Time Schedule:

Amoshaun Phynn Toft
BIS 300
Bothell Campus

Interdisciplinary Inquiry

Introduction to advanced work in interdisciplinary studies centered on broadly based questions and problems. Stresses the skills necessary to engage in upper-division research and learning in the Interdisciplinary Arts and Sciences Program.

Class description

BIS 300 is a process-based course. The purpose of this course on Interdisciplinary Inquiry is to introduce and orient students to upper-division work in Interdisciplinary Arts and Sciences (IAS). Like many courses in IAS, this one will emphasize your ability to (1) read text, images and numbers closely, (2) think and create critically, (3) communicate clearly, (4) research effectively, and (5) work collaboratively. Unlike at least some of those courses, this one will not assume that you already possess these abilities. Rather, it will encourage you to take risks with the goal of improving your skills in and across those five areas. It will orient you in how to pose questions, conduct research to find answers to those questions, realize that those answers only produce more questions, and then pursue those questions as well.

The course will be loosely structured around questions about how income inequality has shaped our society, and will conclude with our considering what social changes are necessary to “end class.? At its core, this is an exploration of a broad issue that touches on diverse facets of our lives. We will explore the broad theme of “the end of class?? both as an end in itself, and as a means to explore how knowledge is produced and why ideas matter. Much of the course will involve discussions of and experimentation with multiple sources, and multiple modes of inquiry and presentation.
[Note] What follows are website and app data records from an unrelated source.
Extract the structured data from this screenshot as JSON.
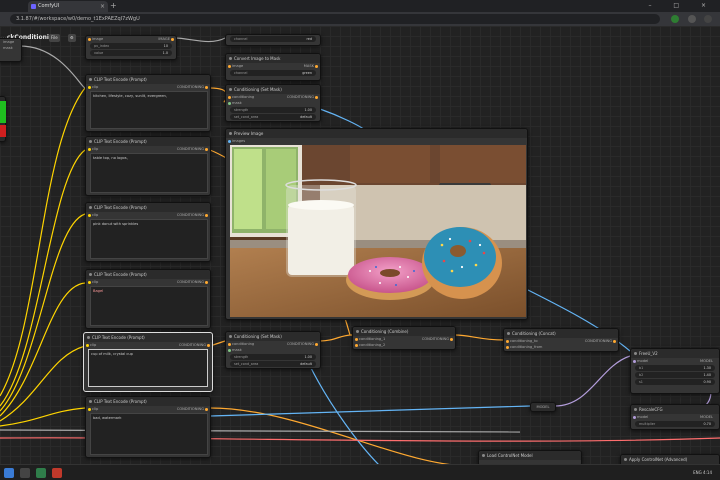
{
  "browser": {
    "tab_title": "ComfyUI",
    "url": "3.1.87/#/workspace/w0/demo_t1ExPAEZqI7zWgU",
    "tab_close": "×",
    "new_tab": "+",
    "window_controls": "– □ ×"
  },
  "comfy": {
    "workflow_title": "...ckConditioning",
    "file_button": "File",
    "menu_button": "⚙"
  },
  "nodes": {
    "clip_1": {
      "title": "CLIP Text Encode (Prompt)",
      "in": "clip",
      "out": "CONDITIONING",
      "text": "kitchen, lifestyle, cozy, sunlit, evergreen,"
    },
    "clip_2": {
      "title": "CLIP Text Encode (Prompt)",
      "in": "clip",
      "out": "CONDITIONING",
      "text": "table top, no logos,"
    },
    "clip_3": {
      "title": "CLIP Text Encode (Prompt)",
      "in": "clip",
      "out": "CONDITIONING",
      "text": "pink donut with sprinkles"
    },
    "clip_4": {
      "title": "CLIP Text Encode (Prompt)",
      "in": "clip",
      "out": "CONDITIONING",
      "text": "Bagel"
    },
    "clip_5": {
      "title": "CLIP Text Encode (Prompt)",
      "in": "clip",
      "out": "CONDITIONING",
      "text": "cup of milk, crystal cup"
    },
    "clip_6": {
      "title": "CLIP Text Encode (Prompt)",
      "in": "clip",
      "out": "CONDITIONING",
      "text": "bad, watermark"
    },
    "preview": {
      "title": "Preview Image",
      "in": "images"
    },
    "set_mask_top": {
      "title": "Conditioning (Set Mask)",
      "in1": "conditioning",
      "in2": "mask",
      "out": "CONDITIONING",
      "w1k": "strength",
      "w1v": "1.00",
      "w2k": "set_cond_area",
      "w2v": "default"
    },
    "set_mask_bottom": {
      "title": "Conditioning (Set Mask)",
      "in1": "conditioning",
      "in2": "mask",
      "out": "CONDITIONING",
      "w1k": "strength",
      "w1v": "1.00",
      "w2k": "set_cond_area",
      "w2v": "default"
    },
    "combine": {
      "title": "Conditioning (Combine)",
      "in1": "conditioning_1",
      "in2": "conditioning_2",
      "out": "CONDITIONING"
    },
    "concat": {
      "title": "Conditioning (Concat)",
      "in1": "conditioning_to",
      "in2": "conditioning_from",
      "out": "CONDITIONING"
    },
    "convert_mask": {
      "title": "Convert Image to Mask",
      "in": "image",
      "out": "MASK",
      "wk": "channel",
      "wv": "green"
    },
    "top_misc": {
      "wk": "channel",
      "wv": "red"
    },
    "freeu": {
      "title": "FreeU_V2",
      "in": "model",
      "out": "MODEL",
      "w": [
        [
          "b1",
          "1.30"
        ],
        [
          "b2",
          "1.40"
        ],
        [
          "s1",
          "0.90"
        ],
        [
          "s2",
          "0.20"
        ]
      ]
    },
    "rescale": {
      "title": "RescaleCFG",
      "in": "model",
      "out": "MODEL",
      "wk": "multiplier",
      "wv": "0.70"
    },
    "controlnet_loader": {
      "title": "Load ControlNet Model",
      "out": "CONTROL_NET"
    },
    "apply_controlnet": {
      "title": "Apply ControlNet (Advanced)"
    },
    "left_node": {
      "label1": "image",
      "label2": "mask",
      "w1": "image",
      "w2": "mask"
    },
    "small_top": {
      "in": "image",
      "out": "IMAGE",
      "k1": "pv_index",
      "v1": "10",
      "k2": "value",
      "v2": "1.0"
    },
    "model_label": "MODEL"
  },
  "taskbar": {
    "time": "4:14",
    "lang": "ENG"
  },
  "colors": {
    "link_clip": "#ffd500",
    "link_cond": "#ffa931",
    "link_model": "#b39ddb",
    "link_image": "#64b5f6",
    "link_red": "#ff6e6e"
  }
}
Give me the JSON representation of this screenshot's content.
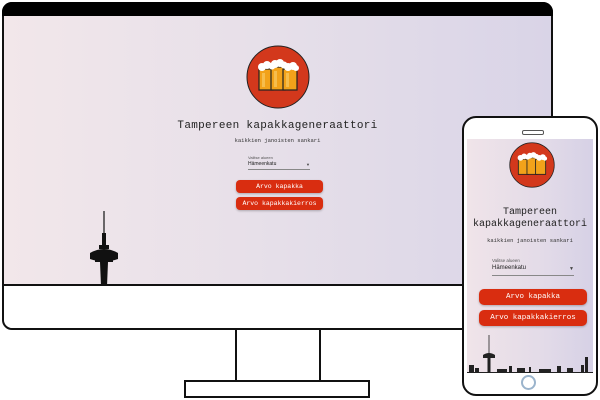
{
  "app": {
    "title": "Tampereen kapakkageneraattori",
    "subtitle": "kaikkien janoisten sankari",
    "select_label": "Valitse alueen",
    "select_value": "Hämeenkatu",
    "buttons": {
      "random_bar": "Arvo kapakka",
      "random_crawl": "Arvo kapakkakierros"
    },
    "icons": {
      "logo": "beer-mugs-icon",
      "select_arrow": "dropdown-arrow-icon"
    }
  },
  "colors": {
    "accent": "#d92d10",
    "logo_circle": "#d3381c",
    "beer": "#f2a21a",
    "gradient_start": "#f2e7ea",
    "gradient_end": "#d9d4e7"
  }
}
Student learning goals

To understand the concept of interdisciplinary knowledge production and the ways in which it underwrites all aspects of the IAS program

To become a better critical thinker, one who is capable of posing, answering, and reposing a variety of complex questions
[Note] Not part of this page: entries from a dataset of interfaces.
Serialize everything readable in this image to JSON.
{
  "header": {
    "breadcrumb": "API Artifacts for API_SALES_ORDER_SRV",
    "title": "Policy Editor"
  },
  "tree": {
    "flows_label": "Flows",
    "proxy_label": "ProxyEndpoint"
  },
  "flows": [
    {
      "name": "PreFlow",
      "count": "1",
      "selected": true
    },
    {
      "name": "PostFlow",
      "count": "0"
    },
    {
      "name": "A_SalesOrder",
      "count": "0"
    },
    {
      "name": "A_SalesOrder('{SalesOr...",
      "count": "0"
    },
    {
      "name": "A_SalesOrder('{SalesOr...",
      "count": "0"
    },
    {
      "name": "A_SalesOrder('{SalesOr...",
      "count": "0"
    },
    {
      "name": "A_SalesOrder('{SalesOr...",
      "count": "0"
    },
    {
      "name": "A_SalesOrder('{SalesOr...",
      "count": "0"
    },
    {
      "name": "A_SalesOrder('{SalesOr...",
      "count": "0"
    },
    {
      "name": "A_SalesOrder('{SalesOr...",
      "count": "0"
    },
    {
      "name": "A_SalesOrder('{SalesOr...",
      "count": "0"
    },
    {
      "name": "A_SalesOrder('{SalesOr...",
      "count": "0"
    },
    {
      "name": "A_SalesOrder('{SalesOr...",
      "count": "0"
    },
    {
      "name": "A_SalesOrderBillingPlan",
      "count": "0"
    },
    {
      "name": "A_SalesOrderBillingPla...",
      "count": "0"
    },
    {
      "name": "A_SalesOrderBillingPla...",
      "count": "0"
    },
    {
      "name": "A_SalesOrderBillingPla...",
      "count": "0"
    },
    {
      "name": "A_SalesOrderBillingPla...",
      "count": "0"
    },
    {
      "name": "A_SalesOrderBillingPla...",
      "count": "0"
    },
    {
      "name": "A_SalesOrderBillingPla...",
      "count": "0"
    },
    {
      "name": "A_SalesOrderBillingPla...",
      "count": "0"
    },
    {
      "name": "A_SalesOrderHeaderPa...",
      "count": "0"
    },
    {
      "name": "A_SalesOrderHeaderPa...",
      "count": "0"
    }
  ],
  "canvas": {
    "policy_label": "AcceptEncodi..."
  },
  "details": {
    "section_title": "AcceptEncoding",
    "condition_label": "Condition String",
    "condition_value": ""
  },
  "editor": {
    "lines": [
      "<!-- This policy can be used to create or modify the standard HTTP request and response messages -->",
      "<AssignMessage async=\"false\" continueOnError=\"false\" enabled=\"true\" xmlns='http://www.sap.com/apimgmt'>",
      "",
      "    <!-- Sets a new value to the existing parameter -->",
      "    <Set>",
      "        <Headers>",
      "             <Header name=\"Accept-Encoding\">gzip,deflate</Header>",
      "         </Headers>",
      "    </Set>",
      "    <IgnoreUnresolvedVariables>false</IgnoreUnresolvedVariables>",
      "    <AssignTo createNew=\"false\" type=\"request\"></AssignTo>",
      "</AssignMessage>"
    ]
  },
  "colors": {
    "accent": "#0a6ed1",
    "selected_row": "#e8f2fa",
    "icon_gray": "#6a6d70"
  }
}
To become a better writer, one who is capable of communicating multifaceted ideas in a variety of styles

To become a better reader, one who is able to navigate texts, images, and numbers from a variety of sources

To become a better researcher, one who is able to use the resources at UWB and elsewhere both efficiently and effectively

To become a better speaker, one who is able to communicate clearly and engagingly about complicated topics, arguments, and issues; 7. To learn how to effectively collaborate, as both a learner and a researcher; 8. To develop critical self-reflection abilities, to think about where one has come from, integrate what you are currently learning, and make goals for the future.

General method of instruction

Recommended preparation

Class assignments and grading

Course Contribution (Active Participation in class and online) 15% Informal Writing Assignments and Worksheets 15% First Research Cycle 20% Second Research Cycle - Proposal 25% Peer Review of Proposal 5% Portfolio with Reflection 20%


The information above is intended to be helpful in choosing courses. Because the instructor may further develop his/her plans for this course, its characteristics are subject to change without notice. In most cases, the official course syllabus will be distributed on the first day of class.
Last Update by Amoshaun Phynn Toft
Date: 09/18/2012